> _Task goal_: The lines below that include the word "Pode" are to be reported.

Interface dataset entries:
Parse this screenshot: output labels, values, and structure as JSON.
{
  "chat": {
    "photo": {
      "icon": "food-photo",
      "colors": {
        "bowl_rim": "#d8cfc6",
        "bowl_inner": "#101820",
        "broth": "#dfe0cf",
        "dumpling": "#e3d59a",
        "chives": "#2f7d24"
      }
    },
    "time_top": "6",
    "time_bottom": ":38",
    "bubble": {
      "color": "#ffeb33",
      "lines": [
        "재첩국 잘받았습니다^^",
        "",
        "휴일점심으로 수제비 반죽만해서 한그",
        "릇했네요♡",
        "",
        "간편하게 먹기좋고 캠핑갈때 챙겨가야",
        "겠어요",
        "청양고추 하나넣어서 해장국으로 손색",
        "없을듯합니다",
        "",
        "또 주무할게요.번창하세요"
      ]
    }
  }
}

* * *

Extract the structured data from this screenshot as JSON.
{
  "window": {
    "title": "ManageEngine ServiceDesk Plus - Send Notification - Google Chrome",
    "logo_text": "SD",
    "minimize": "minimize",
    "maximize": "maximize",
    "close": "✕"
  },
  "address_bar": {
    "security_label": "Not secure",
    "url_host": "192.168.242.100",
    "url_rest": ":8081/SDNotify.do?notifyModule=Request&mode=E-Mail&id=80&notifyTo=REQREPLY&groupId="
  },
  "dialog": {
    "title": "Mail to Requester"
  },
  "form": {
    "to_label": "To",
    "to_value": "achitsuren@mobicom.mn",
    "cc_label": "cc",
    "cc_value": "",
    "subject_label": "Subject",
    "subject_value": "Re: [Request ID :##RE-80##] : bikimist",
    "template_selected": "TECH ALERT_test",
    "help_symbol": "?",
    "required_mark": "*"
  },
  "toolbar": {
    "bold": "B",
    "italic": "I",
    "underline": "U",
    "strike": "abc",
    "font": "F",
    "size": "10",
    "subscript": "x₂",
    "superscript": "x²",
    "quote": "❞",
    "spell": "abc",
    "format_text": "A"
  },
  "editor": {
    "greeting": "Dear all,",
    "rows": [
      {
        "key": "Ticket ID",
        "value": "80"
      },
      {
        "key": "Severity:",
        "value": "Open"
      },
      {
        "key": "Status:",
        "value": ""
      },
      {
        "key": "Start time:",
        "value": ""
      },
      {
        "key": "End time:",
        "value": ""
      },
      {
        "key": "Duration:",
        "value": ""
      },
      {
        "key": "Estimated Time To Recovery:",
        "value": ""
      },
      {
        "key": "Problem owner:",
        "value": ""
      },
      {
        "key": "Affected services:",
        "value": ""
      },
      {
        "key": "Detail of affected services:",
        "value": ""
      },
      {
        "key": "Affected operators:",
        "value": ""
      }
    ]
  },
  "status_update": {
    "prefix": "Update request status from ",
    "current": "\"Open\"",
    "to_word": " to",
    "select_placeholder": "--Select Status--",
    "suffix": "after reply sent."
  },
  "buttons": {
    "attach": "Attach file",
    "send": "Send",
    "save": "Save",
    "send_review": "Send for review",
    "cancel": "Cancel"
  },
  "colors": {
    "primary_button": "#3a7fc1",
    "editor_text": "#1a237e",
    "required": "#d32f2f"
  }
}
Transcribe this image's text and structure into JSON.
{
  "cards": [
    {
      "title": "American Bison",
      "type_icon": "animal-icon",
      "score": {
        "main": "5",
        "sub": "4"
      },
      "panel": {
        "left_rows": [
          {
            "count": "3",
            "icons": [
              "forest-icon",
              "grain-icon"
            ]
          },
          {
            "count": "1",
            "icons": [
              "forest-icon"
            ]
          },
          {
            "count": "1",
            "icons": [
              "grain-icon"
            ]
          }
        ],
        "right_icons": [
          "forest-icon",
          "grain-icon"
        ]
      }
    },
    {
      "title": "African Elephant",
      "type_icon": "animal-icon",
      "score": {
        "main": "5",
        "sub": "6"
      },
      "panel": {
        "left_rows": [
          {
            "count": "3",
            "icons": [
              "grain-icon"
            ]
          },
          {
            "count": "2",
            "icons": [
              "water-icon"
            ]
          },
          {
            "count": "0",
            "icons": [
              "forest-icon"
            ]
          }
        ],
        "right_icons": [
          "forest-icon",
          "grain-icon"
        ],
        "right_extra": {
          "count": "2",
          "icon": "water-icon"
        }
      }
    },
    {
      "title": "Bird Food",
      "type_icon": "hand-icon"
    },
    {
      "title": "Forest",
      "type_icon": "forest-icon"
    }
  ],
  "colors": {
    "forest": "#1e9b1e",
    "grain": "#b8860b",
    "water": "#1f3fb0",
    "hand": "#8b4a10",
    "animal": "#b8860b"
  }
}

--

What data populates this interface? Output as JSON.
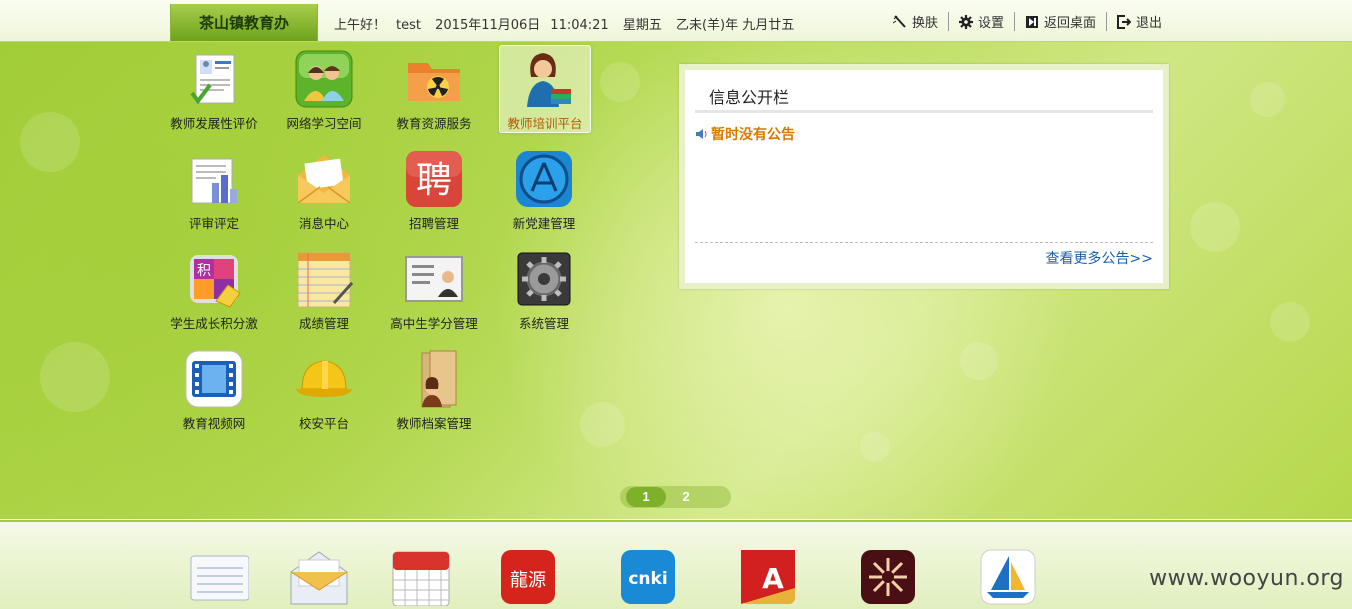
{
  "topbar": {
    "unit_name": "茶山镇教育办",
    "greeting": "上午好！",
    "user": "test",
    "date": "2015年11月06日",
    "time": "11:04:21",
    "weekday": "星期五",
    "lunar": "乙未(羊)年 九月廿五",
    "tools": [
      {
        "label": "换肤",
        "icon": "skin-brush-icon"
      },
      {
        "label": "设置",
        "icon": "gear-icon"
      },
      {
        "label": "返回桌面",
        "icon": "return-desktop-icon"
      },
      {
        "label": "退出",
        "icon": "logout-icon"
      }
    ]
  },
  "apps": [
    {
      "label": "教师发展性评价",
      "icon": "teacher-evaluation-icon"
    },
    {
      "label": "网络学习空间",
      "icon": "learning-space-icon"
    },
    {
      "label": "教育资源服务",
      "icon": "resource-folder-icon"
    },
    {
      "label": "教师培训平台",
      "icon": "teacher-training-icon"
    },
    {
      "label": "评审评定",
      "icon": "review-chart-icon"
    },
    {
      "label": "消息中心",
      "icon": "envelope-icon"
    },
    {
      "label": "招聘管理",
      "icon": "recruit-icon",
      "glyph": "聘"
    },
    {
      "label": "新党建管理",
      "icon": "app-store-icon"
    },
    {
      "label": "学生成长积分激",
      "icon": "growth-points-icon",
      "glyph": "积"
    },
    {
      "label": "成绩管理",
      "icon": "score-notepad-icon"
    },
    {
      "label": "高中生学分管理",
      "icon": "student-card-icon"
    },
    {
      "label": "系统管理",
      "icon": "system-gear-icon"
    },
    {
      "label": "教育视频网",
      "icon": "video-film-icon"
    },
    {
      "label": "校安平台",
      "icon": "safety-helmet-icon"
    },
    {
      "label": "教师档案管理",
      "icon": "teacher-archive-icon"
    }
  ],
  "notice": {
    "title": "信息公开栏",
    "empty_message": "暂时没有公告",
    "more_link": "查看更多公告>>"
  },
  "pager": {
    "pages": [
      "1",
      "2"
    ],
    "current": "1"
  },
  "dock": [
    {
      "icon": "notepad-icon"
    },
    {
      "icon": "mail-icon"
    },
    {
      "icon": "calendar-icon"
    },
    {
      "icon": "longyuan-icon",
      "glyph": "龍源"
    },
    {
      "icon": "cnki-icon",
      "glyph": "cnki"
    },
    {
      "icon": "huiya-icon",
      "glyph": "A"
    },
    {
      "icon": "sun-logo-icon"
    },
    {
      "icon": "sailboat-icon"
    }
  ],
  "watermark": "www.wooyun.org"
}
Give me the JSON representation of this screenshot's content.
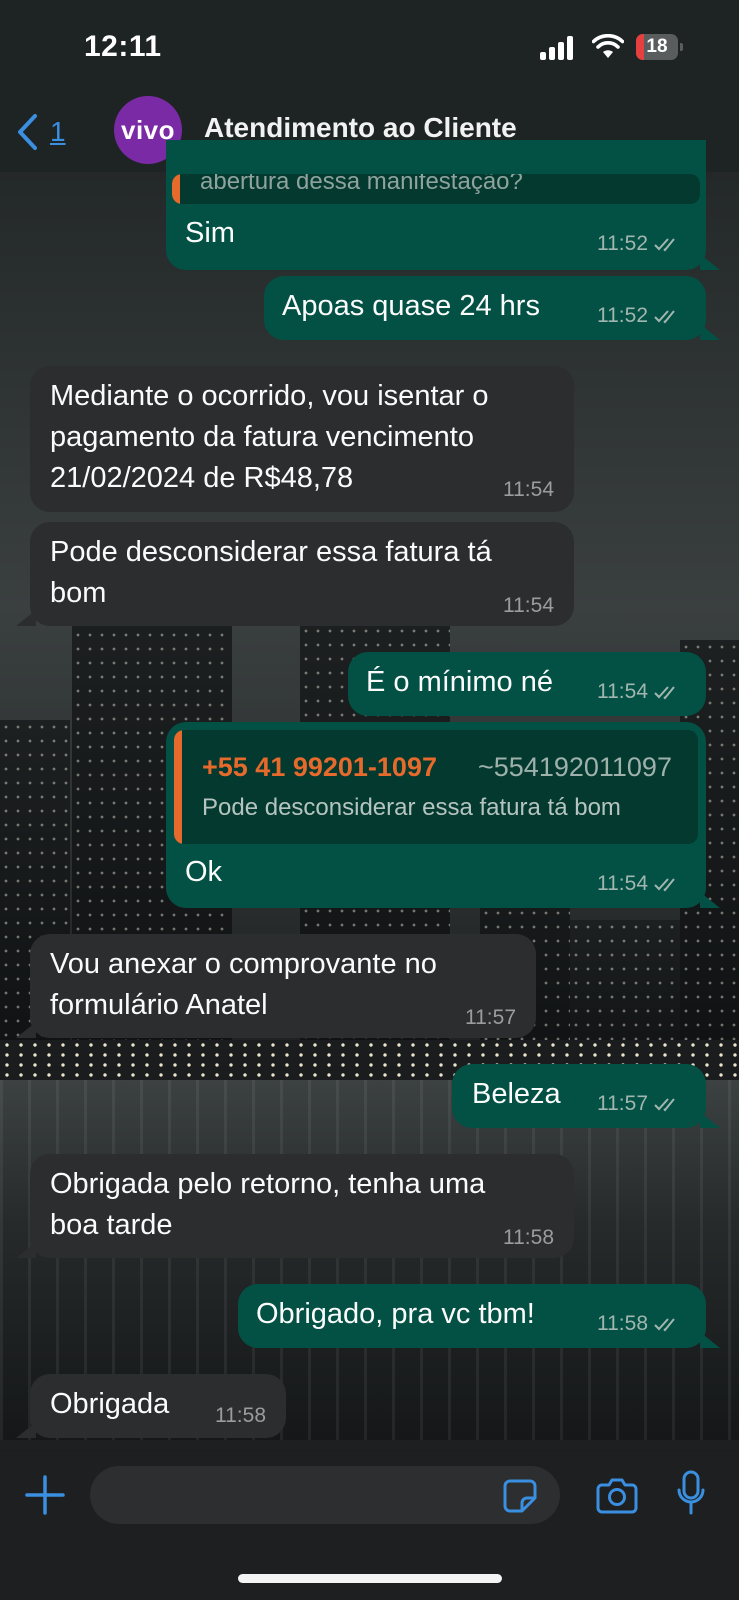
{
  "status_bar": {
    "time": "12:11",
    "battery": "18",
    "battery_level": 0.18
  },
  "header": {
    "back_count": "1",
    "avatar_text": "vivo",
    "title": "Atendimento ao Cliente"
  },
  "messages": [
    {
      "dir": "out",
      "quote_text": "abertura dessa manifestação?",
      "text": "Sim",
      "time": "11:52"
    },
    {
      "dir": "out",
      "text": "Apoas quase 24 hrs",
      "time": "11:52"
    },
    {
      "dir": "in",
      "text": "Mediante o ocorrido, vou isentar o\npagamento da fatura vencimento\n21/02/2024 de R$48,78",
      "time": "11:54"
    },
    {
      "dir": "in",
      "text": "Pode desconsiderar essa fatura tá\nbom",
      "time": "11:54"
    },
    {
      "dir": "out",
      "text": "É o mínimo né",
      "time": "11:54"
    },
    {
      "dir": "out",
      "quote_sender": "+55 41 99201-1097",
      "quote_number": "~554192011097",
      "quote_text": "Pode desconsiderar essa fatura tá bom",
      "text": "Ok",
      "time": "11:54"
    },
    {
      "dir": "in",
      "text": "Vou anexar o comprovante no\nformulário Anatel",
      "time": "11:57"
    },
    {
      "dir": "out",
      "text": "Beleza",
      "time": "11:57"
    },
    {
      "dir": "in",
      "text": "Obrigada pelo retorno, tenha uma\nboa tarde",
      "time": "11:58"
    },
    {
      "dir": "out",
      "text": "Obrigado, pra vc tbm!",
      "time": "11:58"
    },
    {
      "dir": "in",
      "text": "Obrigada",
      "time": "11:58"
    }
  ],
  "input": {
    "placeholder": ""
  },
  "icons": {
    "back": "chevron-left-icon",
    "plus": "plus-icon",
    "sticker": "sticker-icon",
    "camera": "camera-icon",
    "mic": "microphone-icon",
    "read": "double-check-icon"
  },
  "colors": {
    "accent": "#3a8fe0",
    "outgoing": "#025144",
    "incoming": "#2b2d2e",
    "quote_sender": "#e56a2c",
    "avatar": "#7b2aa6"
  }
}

> _Answer box_:
      "text": "Pode desconsiderar essa fatura tá\nbom",
      "quote_text": "Pode desconsiderar essa fatura tá bom",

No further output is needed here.